- _WORK REQUIRED_
You are to retype all of the data exactly as it appears.
--- MATERIAL SHOWN ---
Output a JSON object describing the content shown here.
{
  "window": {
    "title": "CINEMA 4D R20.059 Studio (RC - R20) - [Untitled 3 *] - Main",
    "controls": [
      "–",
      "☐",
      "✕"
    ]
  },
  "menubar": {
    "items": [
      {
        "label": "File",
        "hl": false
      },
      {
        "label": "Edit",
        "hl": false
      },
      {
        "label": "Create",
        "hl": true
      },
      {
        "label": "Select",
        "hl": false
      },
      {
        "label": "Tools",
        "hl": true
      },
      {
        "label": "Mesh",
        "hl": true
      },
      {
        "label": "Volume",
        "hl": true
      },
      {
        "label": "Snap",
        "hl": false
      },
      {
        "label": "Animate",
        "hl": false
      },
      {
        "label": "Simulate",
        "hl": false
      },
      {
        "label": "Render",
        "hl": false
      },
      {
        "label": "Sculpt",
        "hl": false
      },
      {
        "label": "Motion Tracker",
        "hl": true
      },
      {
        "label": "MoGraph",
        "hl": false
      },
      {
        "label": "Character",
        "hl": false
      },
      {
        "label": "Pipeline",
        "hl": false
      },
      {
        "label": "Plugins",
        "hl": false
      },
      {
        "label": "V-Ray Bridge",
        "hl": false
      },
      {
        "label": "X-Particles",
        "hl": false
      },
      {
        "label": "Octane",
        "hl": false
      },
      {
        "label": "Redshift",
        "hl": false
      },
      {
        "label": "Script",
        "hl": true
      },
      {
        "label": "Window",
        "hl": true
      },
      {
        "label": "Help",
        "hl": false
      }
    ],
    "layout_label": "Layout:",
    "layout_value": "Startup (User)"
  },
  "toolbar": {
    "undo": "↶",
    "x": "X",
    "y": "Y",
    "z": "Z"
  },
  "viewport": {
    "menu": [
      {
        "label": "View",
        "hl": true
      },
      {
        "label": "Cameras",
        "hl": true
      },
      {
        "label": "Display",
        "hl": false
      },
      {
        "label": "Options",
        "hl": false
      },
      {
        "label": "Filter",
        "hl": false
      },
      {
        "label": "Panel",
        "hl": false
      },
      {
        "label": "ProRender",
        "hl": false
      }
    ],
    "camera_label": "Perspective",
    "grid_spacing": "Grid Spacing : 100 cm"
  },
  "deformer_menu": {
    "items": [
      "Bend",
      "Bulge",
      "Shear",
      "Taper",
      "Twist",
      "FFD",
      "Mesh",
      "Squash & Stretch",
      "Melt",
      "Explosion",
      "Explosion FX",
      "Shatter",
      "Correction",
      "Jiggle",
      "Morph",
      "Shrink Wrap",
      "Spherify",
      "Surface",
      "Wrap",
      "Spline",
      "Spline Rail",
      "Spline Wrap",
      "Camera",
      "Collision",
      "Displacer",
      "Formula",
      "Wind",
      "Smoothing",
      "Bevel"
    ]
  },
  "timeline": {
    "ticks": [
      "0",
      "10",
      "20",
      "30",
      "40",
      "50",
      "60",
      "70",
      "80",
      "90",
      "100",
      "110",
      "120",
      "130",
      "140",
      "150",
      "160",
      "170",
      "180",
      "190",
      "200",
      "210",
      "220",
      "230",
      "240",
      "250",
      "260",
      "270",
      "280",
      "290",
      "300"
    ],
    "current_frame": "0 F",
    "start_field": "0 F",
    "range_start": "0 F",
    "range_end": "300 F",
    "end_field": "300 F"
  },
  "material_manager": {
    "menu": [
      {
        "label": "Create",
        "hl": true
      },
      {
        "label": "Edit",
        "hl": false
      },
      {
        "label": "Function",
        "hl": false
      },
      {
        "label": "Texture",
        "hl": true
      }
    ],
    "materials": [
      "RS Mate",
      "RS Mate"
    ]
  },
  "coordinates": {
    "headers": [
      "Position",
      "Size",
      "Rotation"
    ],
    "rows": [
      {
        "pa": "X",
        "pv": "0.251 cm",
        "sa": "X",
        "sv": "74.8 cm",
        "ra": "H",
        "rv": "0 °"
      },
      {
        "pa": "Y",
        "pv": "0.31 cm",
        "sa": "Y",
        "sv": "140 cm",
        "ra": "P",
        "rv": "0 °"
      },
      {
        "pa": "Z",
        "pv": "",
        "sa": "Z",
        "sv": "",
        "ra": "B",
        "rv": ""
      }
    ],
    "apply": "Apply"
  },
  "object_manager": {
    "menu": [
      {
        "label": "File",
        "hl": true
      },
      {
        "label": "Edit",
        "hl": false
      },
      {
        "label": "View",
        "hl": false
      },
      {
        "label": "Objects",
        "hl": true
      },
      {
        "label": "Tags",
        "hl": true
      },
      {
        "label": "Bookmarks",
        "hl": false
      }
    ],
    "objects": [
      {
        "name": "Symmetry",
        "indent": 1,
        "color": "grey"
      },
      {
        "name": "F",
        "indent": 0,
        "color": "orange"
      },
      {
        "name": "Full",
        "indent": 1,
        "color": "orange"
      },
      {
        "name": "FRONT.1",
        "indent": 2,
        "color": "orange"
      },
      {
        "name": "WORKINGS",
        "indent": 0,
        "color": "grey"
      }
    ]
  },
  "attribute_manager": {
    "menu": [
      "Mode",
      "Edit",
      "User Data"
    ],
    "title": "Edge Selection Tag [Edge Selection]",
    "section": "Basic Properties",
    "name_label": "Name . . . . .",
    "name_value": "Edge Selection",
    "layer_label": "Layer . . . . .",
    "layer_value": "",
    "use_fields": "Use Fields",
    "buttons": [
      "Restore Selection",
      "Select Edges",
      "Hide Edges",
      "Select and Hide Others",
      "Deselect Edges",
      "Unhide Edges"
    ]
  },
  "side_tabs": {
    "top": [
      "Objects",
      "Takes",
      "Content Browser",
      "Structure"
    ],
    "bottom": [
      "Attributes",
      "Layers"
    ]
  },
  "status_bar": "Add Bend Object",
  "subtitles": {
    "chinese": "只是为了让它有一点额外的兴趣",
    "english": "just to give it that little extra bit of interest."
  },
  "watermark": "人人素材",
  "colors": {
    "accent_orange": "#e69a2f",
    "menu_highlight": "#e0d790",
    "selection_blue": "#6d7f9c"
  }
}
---
- _ANSWER TO THIS PROBLEM_
Output a JSON object describing the content shown here.
{
  "window": {
    "title": "CINEMA 4D R20.059 Studio (RC - R20) - [Untitled 3 *] - Main",
    "controls": [
      "–",
      "☐",
      "✕"
    ]
  },
  "menubar": {
    "items": [
      {
        "label": "File",
        "hl": false
      },
      {
        "label": "Edit",
        "hl": false
      },
      {
        "label": "Create",
        "hl": true
      },
      {
        "label": "Select",
        "hl": false
      },
      {
        "label": "Tools",
        "hl": true
      },
      {
        "label": "Mesh",
        "hl": true
      },
      {
        "label": "Volume",
        "hl": true
      },
      {
        "label": "Snap",
        "hl": false
      },
      {
        "label": "Animate",
        "hl": false
      },
      {
        "label": "Simulate",
        "hl": false
      },
      {
        "label": "Render",
        "hl": false
      },
      {
        "label": "Sculpt",
        "hl": false
      },
      {
        "label": "Motion Tracker",
        "hl": true
      },
      {
        "label": "MoGraph",
        "hl": false
      },
      {
        "label": "Character",
        "hl": false
      },
      {
        "label": "Pipeline",
        "hl": false
      },
      {
        "label": "Plugins",
        "hl": false
      },
      {
        "label": "V-Ray Bridge",
        "hl": false
      },
      {
        "label": "X-Particles",
        "hl": false
      },
      {
        "label": "Octane",
        "hl": false
      },
      {
        "label": "Redshift",
        "hl": false
      },
      {
        "label": "Script",
        "hl": true
      },
      {
        "label": "Window",
        "hl": true
      },
      {
        "label": "Help",
        "hl": false
      }
    ],
    "layout_label": "Layout:",
    "layout_value": "Startup (User)"
  },
  "toolbar": {
    "undo": "↶",
    "x": "X",
    "y": "Y",
    "z": "Z"
  },
  "viewport": {
    "menu": [
      {
        "label": "View",
        "hl": true
      },
      {
        "label": "Cameras",
        "hl": true
      },
      {
        "label": "Display",
        "hl": false
      },
      {
        "label": "Options",
        "hl": false
      },
      {
        "label": "Filter",
        "hl": false
      },
      {
        "label": "Panel",
        "hl": false
      },
      {
        "label": "ProRender",
        "hl": false
      }
    ],
    "camera_label": "Perspective",
    "grid_spacing": "Grid Spacing : 100 cm"
  },
  "deformer_menu": {
    "items": [
      "Bend",
      "Bulge",
      "Shear",
      "Taper",
      "Twist",
      "FFD",
      "Mesh",
      "Squash & Stretch",
      "Melt",
      "Explosion",
      "Explosion FX",
      "Shatter",
      "Correction",
      "Jiggle",
      "Morph",
      "Shrink Wrap",
      "Spherify",
      "Surface",
      "Wrap",
      "Spline",
      "Spline Rail",
      "Spline Wrap",
      "Camera",
      "Collision",
      "Displacer",
      "Formula",
      "Wind",
      "Smoothing",
      "Bevel"
    ]
  },
  "timeline": {
    "ticks": [
      "0",
      "10",
      "20",
      "30",
      "40",
      "50",
      "60",
      "70",
      "80",
      "90",
      "100",
      "110",
      "120",
      "130",
      "140",
      "150",
      "160",
      "170",
      "180",
      "190",
      "200",
      "210",
      "220",
      "230",
      "240",
      "250",
      "260",
      "270",
      "280",
      "290",
      "300"
    ],
    "current_frame": "0 F",
    "start_field": "0 F",
    "range_start": "0 F",
    "range_end": "300 F",
    "end_field": "300 F"
  },
  "material_manager": {
    "menu": [
      {
        "label": "Create",
        "hl": true
      },
      {
        "label": "Edit",
        "hl": false
      },
      {
        "label": "Function",
        "hl": false
      },
      {
        "label": "Texture",
        "hl": true
      }
    ],
    "materials": [
      "RS Mate",
      "RS Mate"
    ]
  },
  "coordinates": {
    "headers": [
      "Position",
      "Size",
      "Rotation"
    ],
    "rows": [
      {
        "pa": "X",
        "pv": "0.251 cm",
        "sa": "X",
        "sv": "74.8 cm",
        "ra": "H",
        "rv": "0 °"
      },
      {
        "pa": "Y",
        "pv": "0.31 cm",
        "sa": "Y",
        "sv": "140 cm",
        "ra": "P",
        "rv": "0 °"
      },
      {
        "pa": "Z",
        "pv": "",
        "sa": "Z",
        "sv": "",
        "ra": "B",
        "rv": ""
      }
    ],
    "apply": "Apply"
  },
  "object_manager": {
    "menu": [
      {
        "label": "File",
        "hl": true
      },
      {
        "label": "Edit",
        "hl": false
      },
      {
        "label": "View",
        "hl": false
      },
      {
        "label": "Objects",
        "hl": true
      },
      {
        "label": "Tags",
        "hl": true
      },
      {
        "label": "Bookmarks",
        "hl": false
      }
    ],
    "objects": [
      {
        "name": "Symmetry",
        "indent": 1,
        "color": "grey"
      },
      {
        "name": "F",
        "indent": 0,
        "color": "orange"
      },
      {
        "name": "Full",
        "indent": 1,
        "color": "orange"
      },
      {
        "name": "FRONT.1",
        "indent": 2,
        "color": "orange"
      },
      {
        "name": "WORKINGS",
        "indent": 0,
        "color": "grey"
      }
    ]
  },
  "attribute_manager": {
    "menu": [
      "Mode",
      "Edit",
      "User Data"
    ],
    "title": "Edge Selection Tag [Edge Selection]",
    "section": "Basic Properties",
    "name_label": "Name . . . . .",
    "name_value": "Edge Selection",
    "layer_label": "Layer . . . . .",
    "layer_value": "",
    "use_fields": "Use Fields",
    "buttons": [
      "Restore Selection",
      "Select Edges",
      "Hide Edges",
      "Select and Hide Others",
      "Deselect Edges",
      "Unhide Edges"
    ]
  },
  "side_tabs": {
    "top": [
      "Objects",
      "Takes",
      "Content Browser",
      "Structure"
    ],
    "bottom": [
      "Attributes",
      "Layers"
    ]
  },
  "status_bar": "Add Bend Object",
  "subtitles": {
    "chinese": "只是为了让它有一点额外的兴趣",
    "english": "just to give it that little extra bit of interest."
  },
  "watermark": "人人素材",
  "colors": {
    "accent_orange": "#e69a2f",
    "menu_highlight": "#e0d790",
    "selection_blue": "#6d7f9c"
  }
}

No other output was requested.